Handle bison meat the same as any other type of meat. Make your selection just before checking out at the register. Put packages of raw bison in disposable plastic bags (if available) to contain any leakage which could cross contaminate cooked foods or produce. Take packaged bison home immediately and refrigerate it at 40 °F; use within 3 to 5 days, or freeze (0 °F). If kept frozen continuously, it will be safe indefinitely.

There are three ways to defrost meat: in the refrigerator, in cold water, and in the microwave. Never defrost on the counter or in other locations. It's best to plan ahead for slow, safe thawing in the refrigerator. To defrost in cold water, do not remove packaging. Be sure the package is airtight or put it into a leakproof bag. Submerge the package in cold water, changing the water every 30 minutes so it continues to thaw.

When microwave defrosting meat, plan to cook it immediately after thawing because some areas of the food may become warm and begin to cook during microwaving.

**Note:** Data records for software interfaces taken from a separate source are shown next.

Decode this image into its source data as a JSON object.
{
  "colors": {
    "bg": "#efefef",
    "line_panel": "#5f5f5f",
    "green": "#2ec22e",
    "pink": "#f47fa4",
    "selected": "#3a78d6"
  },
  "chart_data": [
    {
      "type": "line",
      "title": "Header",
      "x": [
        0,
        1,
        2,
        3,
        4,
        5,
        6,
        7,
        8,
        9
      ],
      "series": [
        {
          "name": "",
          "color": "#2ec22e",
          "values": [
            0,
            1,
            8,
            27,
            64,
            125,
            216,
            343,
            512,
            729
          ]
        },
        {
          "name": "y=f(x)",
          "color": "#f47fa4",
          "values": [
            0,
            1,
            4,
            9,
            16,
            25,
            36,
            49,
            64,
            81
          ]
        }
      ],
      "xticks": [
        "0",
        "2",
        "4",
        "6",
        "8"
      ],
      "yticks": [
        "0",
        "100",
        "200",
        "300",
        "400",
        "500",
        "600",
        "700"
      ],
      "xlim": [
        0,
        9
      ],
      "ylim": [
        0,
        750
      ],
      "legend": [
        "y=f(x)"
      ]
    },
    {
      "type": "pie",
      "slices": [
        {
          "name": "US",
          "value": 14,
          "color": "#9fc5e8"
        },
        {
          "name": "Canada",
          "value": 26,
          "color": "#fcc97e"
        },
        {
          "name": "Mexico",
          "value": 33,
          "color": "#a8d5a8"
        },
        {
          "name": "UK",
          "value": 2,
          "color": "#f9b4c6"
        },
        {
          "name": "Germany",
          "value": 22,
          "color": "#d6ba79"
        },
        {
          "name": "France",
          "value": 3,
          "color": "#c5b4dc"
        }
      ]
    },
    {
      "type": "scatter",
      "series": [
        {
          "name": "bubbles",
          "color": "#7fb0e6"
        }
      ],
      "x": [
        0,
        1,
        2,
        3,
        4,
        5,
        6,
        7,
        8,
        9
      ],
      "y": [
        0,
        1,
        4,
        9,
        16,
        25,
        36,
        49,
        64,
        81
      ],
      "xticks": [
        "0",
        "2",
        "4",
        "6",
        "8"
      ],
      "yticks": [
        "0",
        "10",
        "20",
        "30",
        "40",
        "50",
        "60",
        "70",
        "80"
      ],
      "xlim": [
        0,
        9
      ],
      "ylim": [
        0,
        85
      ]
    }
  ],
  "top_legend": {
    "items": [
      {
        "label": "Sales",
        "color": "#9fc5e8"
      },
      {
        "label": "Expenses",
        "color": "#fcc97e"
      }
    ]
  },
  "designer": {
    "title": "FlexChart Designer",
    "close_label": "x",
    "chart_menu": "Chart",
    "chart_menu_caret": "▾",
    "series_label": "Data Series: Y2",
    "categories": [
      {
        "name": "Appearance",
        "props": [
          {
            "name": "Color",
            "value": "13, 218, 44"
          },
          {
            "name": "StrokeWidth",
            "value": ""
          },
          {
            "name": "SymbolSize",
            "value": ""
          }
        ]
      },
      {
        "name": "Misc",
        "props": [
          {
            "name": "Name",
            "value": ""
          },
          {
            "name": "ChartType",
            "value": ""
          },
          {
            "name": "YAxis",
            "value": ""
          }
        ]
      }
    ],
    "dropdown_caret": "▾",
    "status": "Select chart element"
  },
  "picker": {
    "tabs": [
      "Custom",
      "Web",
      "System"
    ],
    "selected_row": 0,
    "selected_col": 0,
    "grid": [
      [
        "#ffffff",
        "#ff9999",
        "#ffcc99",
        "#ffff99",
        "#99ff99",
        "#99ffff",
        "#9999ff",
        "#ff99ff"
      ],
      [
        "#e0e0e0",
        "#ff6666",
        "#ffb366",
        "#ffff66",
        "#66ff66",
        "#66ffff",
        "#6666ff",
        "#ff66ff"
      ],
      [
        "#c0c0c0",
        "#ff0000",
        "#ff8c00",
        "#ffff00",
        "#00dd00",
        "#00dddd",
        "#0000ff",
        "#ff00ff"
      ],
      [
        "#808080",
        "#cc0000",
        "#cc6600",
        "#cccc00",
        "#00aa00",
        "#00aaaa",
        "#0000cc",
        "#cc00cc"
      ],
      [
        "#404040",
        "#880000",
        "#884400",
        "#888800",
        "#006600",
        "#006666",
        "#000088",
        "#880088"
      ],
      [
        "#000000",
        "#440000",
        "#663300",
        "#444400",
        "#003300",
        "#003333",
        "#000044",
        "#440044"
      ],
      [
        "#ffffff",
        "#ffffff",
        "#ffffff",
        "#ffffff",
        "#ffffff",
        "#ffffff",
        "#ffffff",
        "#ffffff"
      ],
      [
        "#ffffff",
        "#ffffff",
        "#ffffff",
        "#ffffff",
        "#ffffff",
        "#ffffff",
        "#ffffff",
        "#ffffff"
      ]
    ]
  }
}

Holding partially cooked food is not recommended because any bacteria present wouldn't have been destroyed.

Foods defrosted in the microwave or by the cold water method should be cooked before refreezing because they may potentially have been held at temperatures above 40 °F allowing harmful bacteria to grow.

Preparing Bison[edit]

Since it is very lean and lacks fat marbling, bison can cook faster than other red meats.

  • Care should be taken to not overcook bison.
  • In general, bison should be cooked using low heat (325 °F) and longer cooking times.
  • Braising or other moist cooking methods are recommended for bison roasts and steaks.
  • For thin-sliced bison, use quick cooking methods such as broiling and pan frying.
  • For safety, cook ground bison meat to 160 °F.
  • Roasts, steaks, and chops should be loosely covered with foil and braised for 1 hour; internal temperatures should read 145 °F (medium rare), 160 °F (medium), or 170 °F (well done).
  • Less tender cuts should be braised (roasted or simmered with a small amount of liquid in a tightly covered pan) or stewed.

Bison recipes[edit]

  • Bison Loaf
  • Marvin
  • Bison à la grecque
  • In addition, cuts of bison can be substituted for the same cut of beef in most recipes, although the cooking temperatures, but not the times, should be reduced.